"I felt like I had been punched in the stomach.
"I was 52, very healthy, very fit, great diet and this was not in my life plan. I put the phone down, in a state of shock and started crying. What was I going to do now? I decided I would stay at work for the day as my younger daughter was at home - summer vacation - and I couldn't tell her at this point. I knew if I went home I would fall apart. Staying at work would mean that I would have to keep it together.
"What happened next was to throw me into a complete tailspin. An hour later, after the phone call from the cancer center, and still reeling from the news, I got another phone call. My older daughter's best friend Kate had been killed in a bike accident in Tennessee. She was 22 and had been working as a whitewater rafting guide for the summer. Kate was one of those kids who had a brilliant future ahead of her. She was a star soccer player in high school and had gone on to play Division I soccer at college. She had finished her degree in physical therapy early and was about to embark on a master's degree. She was just an all-around great kid, and spent a lot of time at our house.
"Hearing about her death just floored me. I really didn't know what to do with my emotions. What was worse? Me having cancer or this young woman dying tragically?
"In my head at the time I felt incredibly lucky. It was almost like she died so I could live. I felt like I had made some terrible pact with the devil.
"My initial tears of fear for myself gave way to heaving sobs of sadness for Kate and her parents - she was an only child.
"The next awful step was to tell my daughter, Hannah. She was in Israel at the time with her grandmother and I didn't have a phone number for her, so I ended up having to send her a facebook message, knowing that she would definitely see that. That was one of the hardest things I've ever had to do, apart from telling my husband that night that I had cancer.
"My story got better from then on. They had caught the stage one invasive ductal carcinoma early and after a lumpectomy and sentinel node biopsy, they found that it had not spread to my lymph nodes and the margins of the lumpectomy site were clean. I sailed through chemo and radiation with the help of acupuncture and a naturopathic doctor - no drugs at all, apart from some strategically placed marijuana and a lot of natural supplements.

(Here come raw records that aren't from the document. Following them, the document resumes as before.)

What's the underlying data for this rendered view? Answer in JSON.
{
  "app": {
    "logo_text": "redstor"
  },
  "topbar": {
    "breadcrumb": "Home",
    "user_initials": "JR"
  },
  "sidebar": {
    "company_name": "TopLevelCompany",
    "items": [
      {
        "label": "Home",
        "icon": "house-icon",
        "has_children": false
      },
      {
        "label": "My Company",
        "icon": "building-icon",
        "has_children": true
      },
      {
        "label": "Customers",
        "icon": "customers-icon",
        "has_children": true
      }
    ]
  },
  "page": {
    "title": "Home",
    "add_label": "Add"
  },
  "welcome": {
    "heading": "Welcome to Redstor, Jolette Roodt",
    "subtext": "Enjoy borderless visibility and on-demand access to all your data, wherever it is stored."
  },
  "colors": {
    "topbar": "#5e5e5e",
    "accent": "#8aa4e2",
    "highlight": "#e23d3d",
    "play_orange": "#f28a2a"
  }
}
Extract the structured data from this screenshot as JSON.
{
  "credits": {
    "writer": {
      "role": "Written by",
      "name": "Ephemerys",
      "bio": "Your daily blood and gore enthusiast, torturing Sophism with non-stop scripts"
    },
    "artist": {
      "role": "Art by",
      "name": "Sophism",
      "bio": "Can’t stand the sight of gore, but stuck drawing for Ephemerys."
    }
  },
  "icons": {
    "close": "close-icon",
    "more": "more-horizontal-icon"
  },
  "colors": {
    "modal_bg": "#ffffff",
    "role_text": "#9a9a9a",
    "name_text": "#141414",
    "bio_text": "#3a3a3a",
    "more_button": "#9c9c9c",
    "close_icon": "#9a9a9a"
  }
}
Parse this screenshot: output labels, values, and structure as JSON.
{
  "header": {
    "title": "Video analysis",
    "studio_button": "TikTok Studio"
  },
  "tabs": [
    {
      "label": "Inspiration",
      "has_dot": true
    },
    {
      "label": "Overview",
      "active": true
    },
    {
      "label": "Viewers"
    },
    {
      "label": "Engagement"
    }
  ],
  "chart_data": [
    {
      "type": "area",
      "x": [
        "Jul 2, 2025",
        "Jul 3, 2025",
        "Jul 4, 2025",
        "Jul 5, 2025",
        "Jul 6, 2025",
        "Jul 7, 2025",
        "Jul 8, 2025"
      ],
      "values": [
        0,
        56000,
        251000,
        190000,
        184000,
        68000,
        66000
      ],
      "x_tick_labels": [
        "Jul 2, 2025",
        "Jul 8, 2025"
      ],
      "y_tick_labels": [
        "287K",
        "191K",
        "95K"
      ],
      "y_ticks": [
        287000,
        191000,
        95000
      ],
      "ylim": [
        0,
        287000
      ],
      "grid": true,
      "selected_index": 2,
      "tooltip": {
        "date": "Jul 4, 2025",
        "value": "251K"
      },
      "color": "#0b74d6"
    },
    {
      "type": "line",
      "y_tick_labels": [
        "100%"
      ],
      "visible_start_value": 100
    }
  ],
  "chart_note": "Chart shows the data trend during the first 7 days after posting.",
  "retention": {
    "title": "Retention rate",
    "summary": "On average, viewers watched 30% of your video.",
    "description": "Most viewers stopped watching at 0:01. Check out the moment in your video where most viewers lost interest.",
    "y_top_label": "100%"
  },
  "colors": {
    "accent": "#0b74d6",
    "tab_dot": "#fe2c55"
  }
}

"I am now even fitter and healthier than I was before and I have discovered a new outlook on life, but that is another story."
Michael Vitez can be reached at firstname.lastname@example.org.